1892 – Bohemian Benevolent and Literary Association (BBLA) is established as an umbrella organization for over eighty Czech community groups and clubs.
1896 – Designed by architect William C. Frohne in neo-Renaissance palazzo style, Bohemian National Hall opens following successful Czech community fundraising campaign, including Antonin Dvorak-led concert in 1892.
1897 – BBLA was forced to enlarge the building eastward to fully accommodate activities in restaurant, bar, club rooms, top-floor ballroom/theater, basement bowling alley and rifle range.
1914 – WWI increases political awareness for those using the building. More than half a million Dollars of Liberty Bonds are sold here.
1939 – Political activity heightens following Nazi occupation of Czechoslovakia.
1940 - 60's – As the Czech and Slovak populations moves out to the suburbs. Fewer functions are held at the Hall, space in the building is rented out to other organizations.
1986 – Ghostly rotting building declared unfit for occupancy, though partial use permitted for occasional community events through 1990s.
1994 – Designated New York City landmark by Landmarks Preservation Commission.
1995 – Careful restoration of main façade completed by Czech-American architect Jan Hird Pokorny.
2001 – BBLA donates Bohemian National Hall to the Czech Republic for symbolic one Dollar. The Czech Government pledges to restore the building to its former glory.
2003 – First phase of renovation begins based on drawings by Czech-American architect Martin Holub.
2005 – New core and shell of the building including the third floor is completed.
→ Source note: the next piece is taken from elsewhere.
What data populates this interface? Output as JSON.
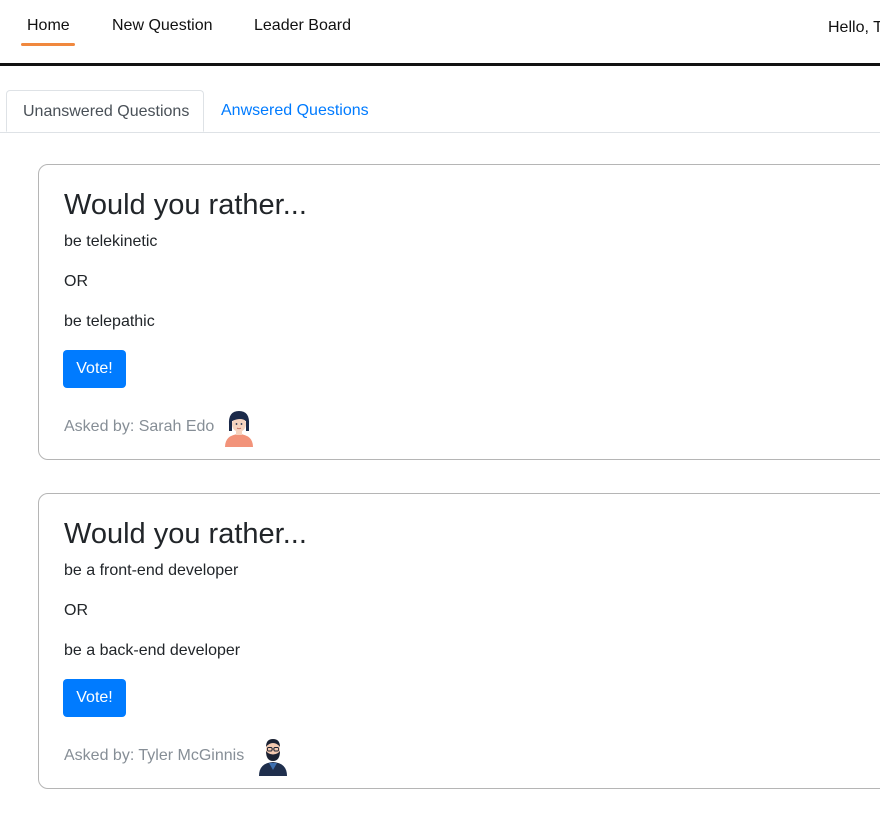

Building opens for partial use by BBLA.
2007 – Interior renovation of unfinished areas of the building, including ballroom, begins according to design of Czech architects Milan Kvíz and Atelier M1.
2008 – Commemorating 90 years of state independence, the Vice Prime Minister of the Czech Republic unveils fully renovated Bohemian National Hall on October 30, 2008.
2011 – Grand Opening of the Dvorak Room